» THE PROBLEM: Work out how many lines in the data hold the string "Port". Reply with only that number.

App and web page records:
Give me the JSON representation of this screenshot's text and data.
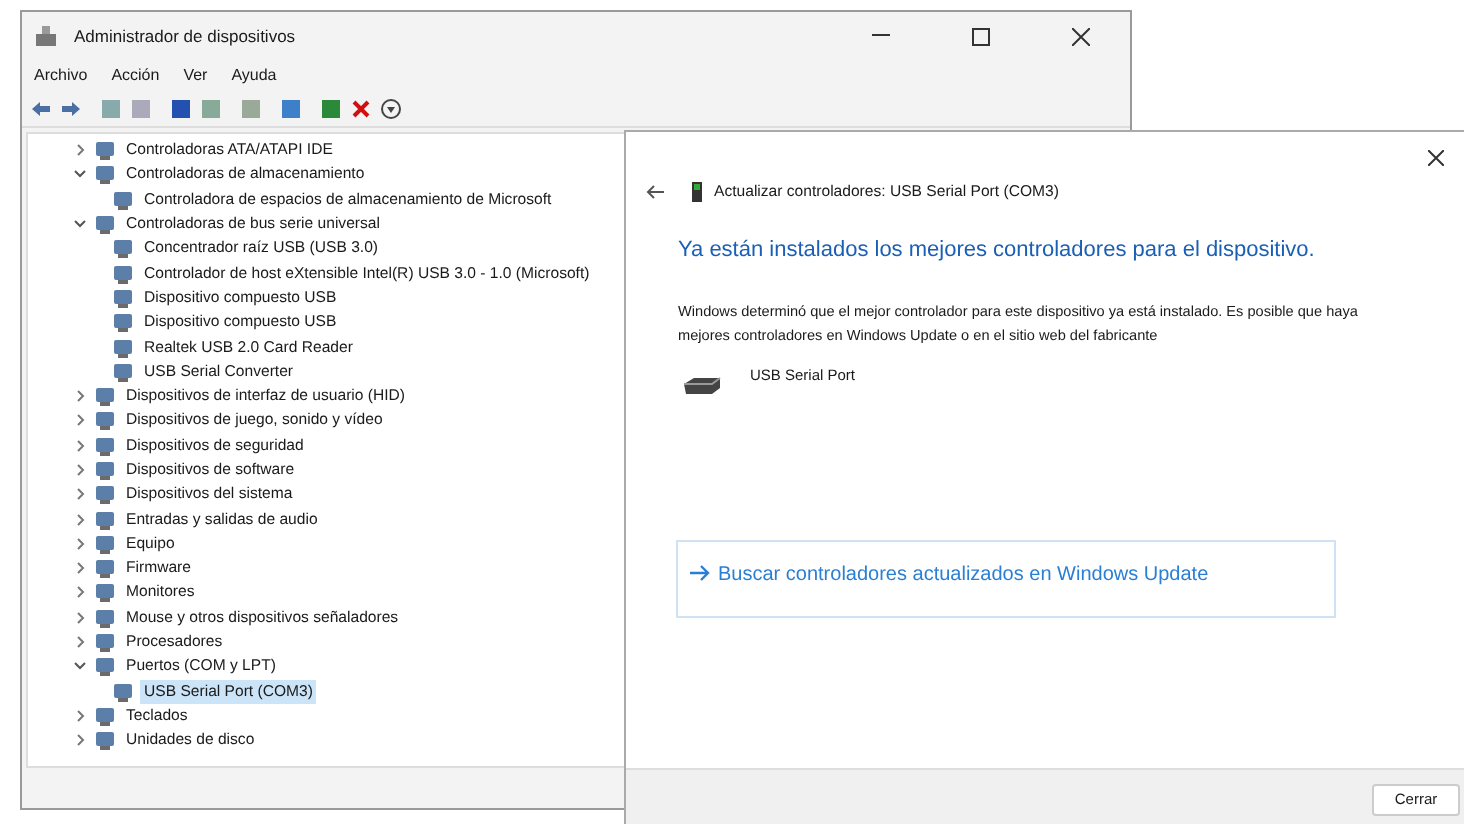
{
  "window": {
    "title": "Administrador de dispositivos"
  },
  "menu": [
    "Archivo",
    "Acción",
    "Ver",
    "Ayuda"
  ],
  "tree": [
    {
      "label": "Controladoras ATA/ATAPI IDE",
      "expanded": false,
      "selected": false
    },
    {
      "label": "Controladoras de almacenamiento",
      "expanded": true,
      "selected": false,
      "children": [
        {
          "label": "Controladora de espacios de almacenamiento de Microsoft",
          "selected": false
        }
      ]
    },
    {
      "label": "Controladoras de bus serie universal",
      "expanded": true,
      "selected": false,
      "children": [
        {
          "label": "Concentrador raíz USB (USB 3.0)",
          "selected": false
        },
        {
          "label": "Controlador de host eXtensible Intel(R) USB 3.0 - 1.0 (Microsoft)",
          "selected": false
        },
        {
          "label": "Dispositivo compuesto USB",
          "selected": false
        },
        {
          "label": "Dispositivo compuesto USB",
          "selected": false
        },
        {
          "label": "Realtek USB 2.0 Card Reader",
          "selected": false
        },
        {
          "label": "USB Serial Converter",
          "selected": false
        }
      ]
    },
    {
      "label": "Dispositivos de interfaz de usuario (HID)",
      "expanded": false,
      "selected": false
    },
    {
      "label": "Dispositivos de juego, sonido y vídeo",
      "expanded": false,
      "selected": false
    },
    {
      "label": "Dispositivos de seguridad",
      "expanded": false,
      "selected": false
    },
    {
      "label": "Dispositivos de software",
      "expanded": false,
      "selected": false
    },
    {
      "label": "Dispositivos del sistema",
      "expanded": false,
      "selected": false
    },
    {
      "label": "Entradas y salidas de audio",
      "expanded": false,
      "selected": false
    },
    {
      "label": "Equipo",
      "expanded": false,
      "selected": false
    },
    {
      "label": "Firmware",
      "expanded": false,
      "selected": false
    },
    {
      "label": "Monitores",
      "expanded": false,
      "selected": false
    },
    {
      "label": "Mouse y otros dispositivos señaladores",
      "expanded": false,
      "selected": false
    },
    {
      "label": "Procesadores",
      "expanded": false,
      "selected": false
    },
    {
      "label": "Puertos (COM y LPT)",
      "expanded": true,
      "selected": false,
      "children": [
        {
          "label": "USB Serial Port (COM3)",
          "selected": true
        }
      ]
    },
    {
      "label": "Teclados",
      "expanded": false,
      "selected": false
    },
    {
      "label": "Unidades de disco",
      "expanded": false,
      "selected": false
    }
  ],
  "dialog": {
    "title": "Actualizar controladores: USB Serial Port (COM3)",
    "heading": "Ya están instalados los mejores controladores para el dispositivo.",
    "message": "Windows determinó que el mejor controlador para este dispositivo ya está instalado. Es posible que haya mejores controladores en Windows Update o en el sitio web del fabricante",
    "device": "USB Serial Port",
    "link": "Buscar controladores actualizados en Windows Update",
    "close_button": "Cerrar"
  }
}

» EXPECTED ANSWER: 3